Prime Minister, do religious freedoms need to incorporated into the Dean Smith Bill or amended in separate legislation down the track? And if separate legislation, is there any guarantee that will -
Well, look, I think the Bill that's being debated in the Senate - Senator Smith's Bill, does include important protections for churches and for ministers of religion. It doesn't impose any restrictions on religious practice or religious speech or preaching or anything of that kind.
Freedom of religion is a critically important right of all Australians, it is part of us. It is recognised in the Constitution. So, the protection of freedom of civil rights and freedom of religion in particular is one that is very important. But I have to say I do not see it as being threatened or impinged in any way by the Smith Bill.
But having said that, it is a free vote, as you know. Members and senators can propose such amendments as they wish and they will be debated on and voted on and some will be successful, others won't be, but we will get this done.
We've got a very strong message from the Australian people. We've got the instructions; they want us to get on with it and get it done.
You want it done by Christmas, is it possible that you might try and get the marriage Bill side of it through before then and then look at the religious freedoms debate after that?
Well, it's important that the marriage Bill be dealt with as quickly as possible. I'm very confident it will be dealt with before Christmas.
Prime Minister, what do you make of reports Nationals senators are organising for a banking Royal Commission to be co-sponsored by other parties?
Well, look, I've seen those reports. As you know, we have made enormous reforms in the area of banking and the financial services sector generally. We're seeing much greater accountability and you've seen some examples of that very recently. We've given more money and more teeth to the regulators, including ASIC and APRA and we're ensuring that people have a streamlined way of dealing with complaints that they have with respect to their financial service provider, whether it's financial advisers or banks.
So we're putting all of those steps in place. All of the recommendations that a royal commission would be likely to make are being undertaken now. I'm focused on protecting Australians, customers of Australian financial institutions right now.

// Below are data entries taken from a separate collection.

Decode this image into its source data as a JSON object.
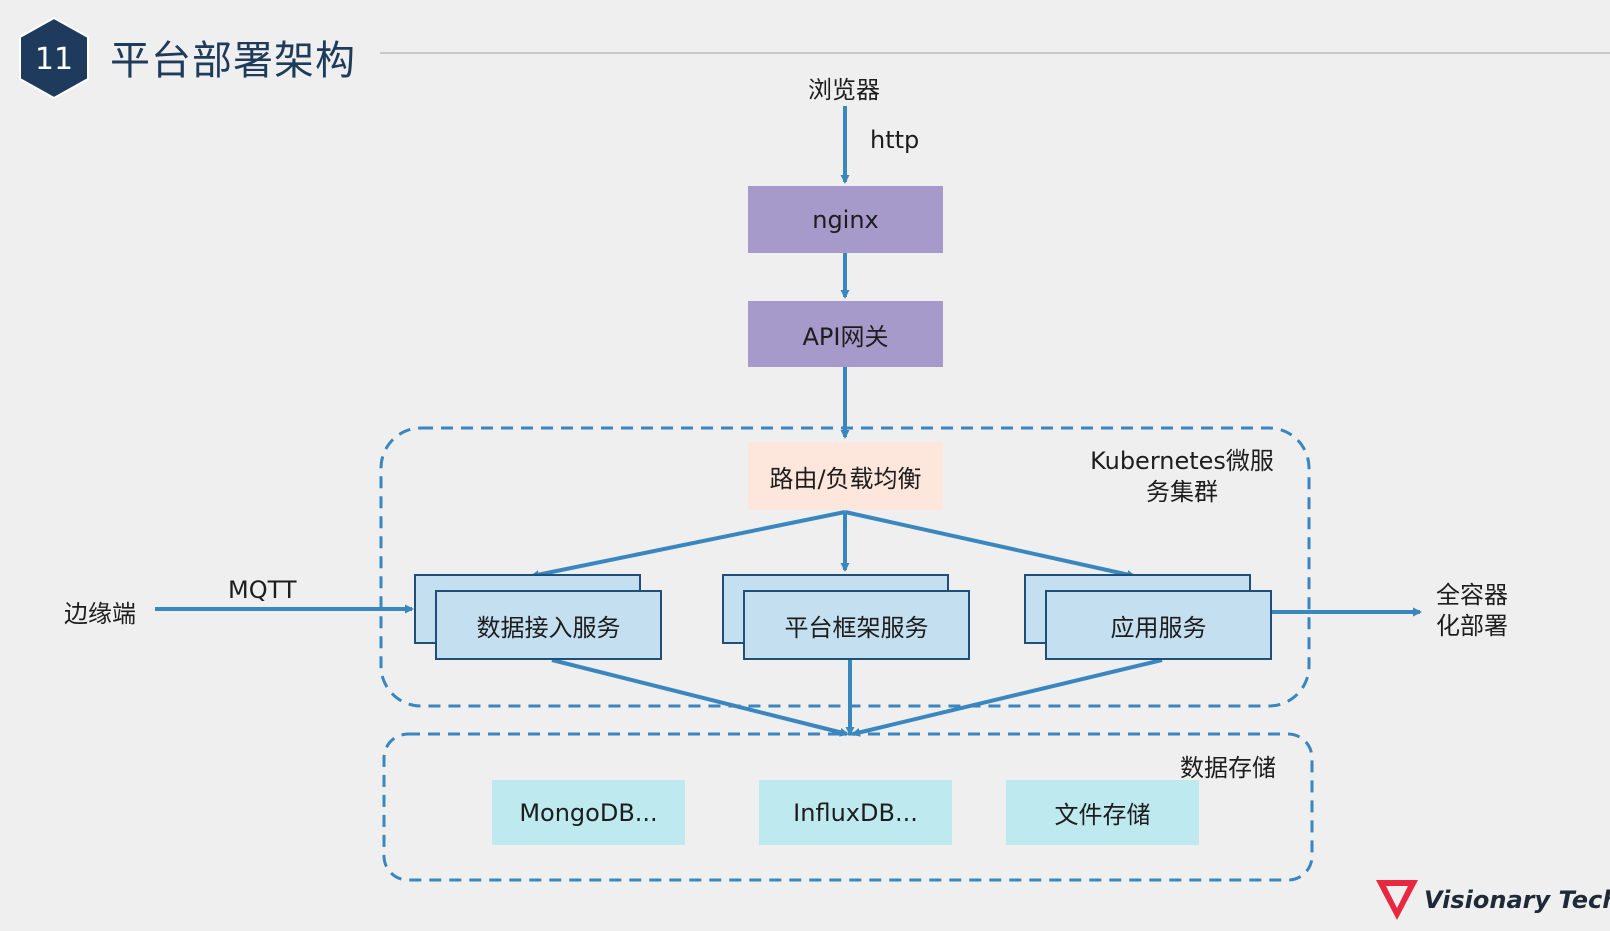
{
  "slide": {
    "number": "11",
    "title": "平台部署架构"
  },
  "diagram": {
    "browser": "浏览器",
    "http_label": "http",
    "nginx": "nginx",
    "api_gateway": "API网关",
    "router_lb": "路由/负载均衡",
    "k8s_cluster_label": "Kubernetes微服\n务集群",
    "edge": "边缘端",
    "mqtt_label": "MQTT",
    "services": [
      "数据接入服务",
      "平台框架服务",
      "应用服务"
    ],
    "container_label": "全容器\n化部署",
    "storage_label": "数据存储",
    "stores": [
      "MongoDB...",
      "InfluxDB...",
      "文件存储"
    ]
  },
  "brand": {
    "name": "Visionary Tech",
    "accent_color": "#e8283f"
  },
  "colors": {
    "arrow": "#3a86bf",
    "dashed_border": "#3a86bf",
    "badge": "#1e3a5c"
  }
}
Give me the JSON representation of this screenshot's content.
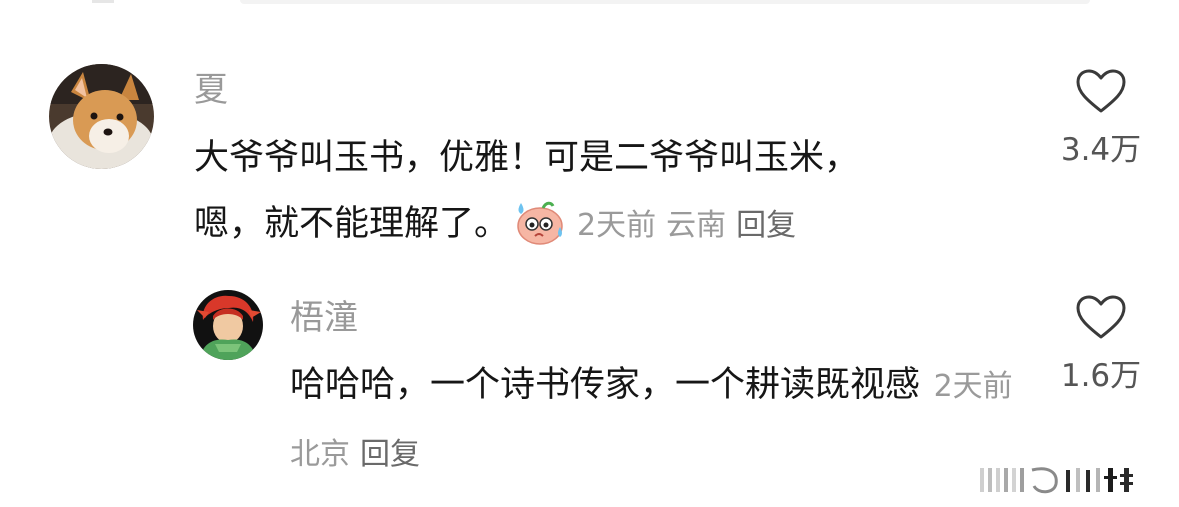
{
  "comment": {
    "username": "夏",
    "line1": "大爷爷叫玉书，优雅！可是二爷爷叫玉米，",
    "line2": "嗯，就不能理解了。",
    "emoji": "sweating-face-emoji",
    "time": "2天前",
    "location": "云南",
    "reply_label": "回复",
    "likes": "3.4万",
    "avatar": "corgi-avatar"
  },
  "reply": {
    "username": "梧潼",
    "text": "哈哈哈，一个诗书传家，一个耕读既视感",
    "time": "2天前",
    "location": "北京",
    "reply_label": "回复",
    "likes": "1.6万",
    "avatar": "red-hair-anime-avatar"
  },
  "colors": {
    "username": "#999999",
    "text": "#161616",
    "meta": "#9a9a9a",
    "like": "#555555"
  }
}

So that is why we have not established a royal commission which, of course, would not compensate anyone. It would simply be, a royal commission is an inquiry which would go on for quite some time and would make some recommendations. But we're getting on with the job now, we're taking action now and Australians can see the benefit of that right now.
Mr Turnbull, do you still think there needs to be a serious investigation into the hacking of Christopher Pyne's Twitter account?
Well, the answer is no. I think it's pretty clear what's happened and it's not the first time that somebody has used his password and I just say to everybody, it's a good reminder, change your password frequently, make sure it's not your dog's name, you know, or your birthday.
The other thing, too - and this is very important - is always, where you can and for most of these applications and services that's available, use dual authentication or dual verification, where you’ll get, to bring a new device on to use the application, you get sent a one-time code, typically to your mobile phone or another app. That's a very important way to ensure that even if someone does guess or get access to your password, they can't connect their device to your application.
So I will leave you all with that advice on using technology safely and encourage you all to be cyber-safe at all times. Very important.